New OLED Technology Able to Image Magnetic Fields
Category Engineering Tuesday - May 2 2023, 14:12 UTC - 9 months ago Australian researchers have developed an OLED-based sensor, allowing it to be utilized as a portable quantum sensor to image magnetic fields. It has a field sensitivity of ~160 µT Hz−1/2 µm−2, eliminating the need for MRI and having potential application in healthcare and industrial sectors.
Tuesday - May 2 2023, 14:12 UTC - 9 months ago
Australian researchers have developed an OLED-based sensor, allowing it to be utilized as a portable quantum sensor to image magnetic fields. It has a field sensitivity of ~160 µT Hz−1/2 µm−2, eliminating the need for MRI and having potential application in healthcare and industrial sectors.
OLEDs are one of the best display technologies in television and phones. They are super light and give out a colorful and brighter picture. They can even be wrapped around your waist.
And now, scientists in Australia claim that the OLEDs in our phones and TVs could one day be used as portable quantum sensors to image magnetic fields.
The new device architecture, developed by researchers at UNSW Sydney, allows one to measure the magnetic field electrically and optically without using lasers.
"Our findings show that OLEDs, a commercially available technology, can be used not only for displays and lighting but also for quantum sensing and magnetic field imaging by integrating a small piece of microwave electronics," says the study's first author, Dr. Rugang Geng.
"If this technology is properly developed, people could simply use their smartphones to map the magnetic fields around them, for example, to spot defects in diamonds or jewelry. This also has applications in industry, such as finding defects in construction materials or as a biomedical sensor." .
--- The device could have important implications in healthcare and industrial sectors --- .
Dr. Geng explains the basic working principle of an OLED device: "...when a voltage is applied, electrons and holes are injected into different layers of the device. When the electrons and holes meet in the central layer, they form ‘excitons’, which emit visible light when they decay, and that’s what makes OLEDs useful as displays and lighting sources." .
In the press release, the team explains that light emission via an OLED exploits the charge characteristics of electrons, which have a negative charge, and holes, which have a positive charge.
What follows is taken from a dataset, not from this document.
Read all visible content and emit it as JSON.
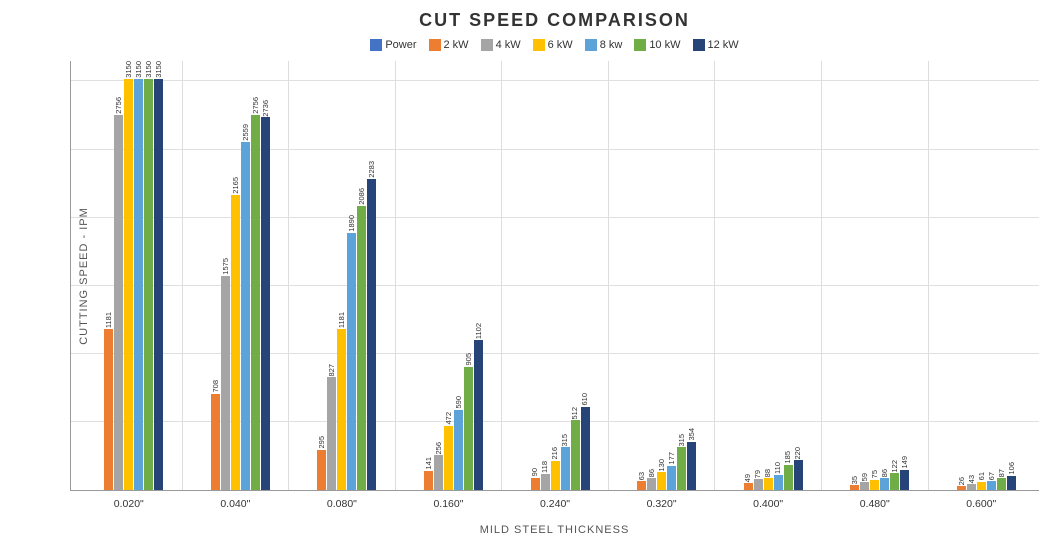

They both also have another intrinsic property called spin. Sensitive to external magnetic fields, the spin can flip-flop or switch its direction under magnetic resonance conditions.
"By measuring the signal change, both in electric current and emission light, induced by such a flip-flop, we are able to detect the strength of any magnetic field the device is exposed to," says Dr. Geng.
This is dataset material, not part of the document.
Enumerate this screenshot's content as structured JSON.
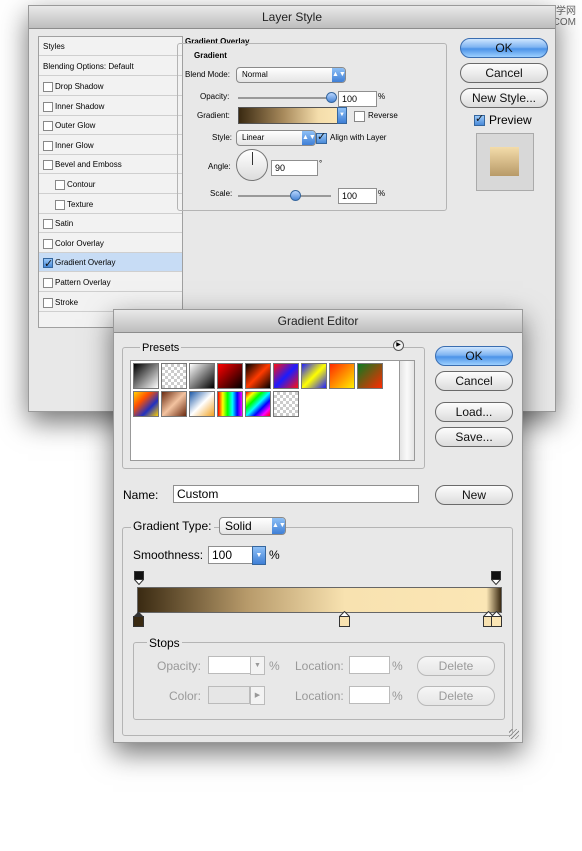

By integrating an OLED with a microwave resonator, the team made a small oscillating magnetic field across the OLED device, allowing each pixel of the OLED screen to act as a small magnetic field sensor.
The device uses a camera and microwave electronics to detect magnetic waves, the same method that also enables Magnetic Resonance Imaging (MRI).
The device has potential application in healthcare and industrial sectors, as it could accurately detect magnetic waves, eliminating the need for MRI.
With this technology, people could use their smartphones to map out magnetic fields to spot defects in jewelry or construction materials. Portable quantum sensors could also have wide applications across different sectors and be of great importance to the future of these industries.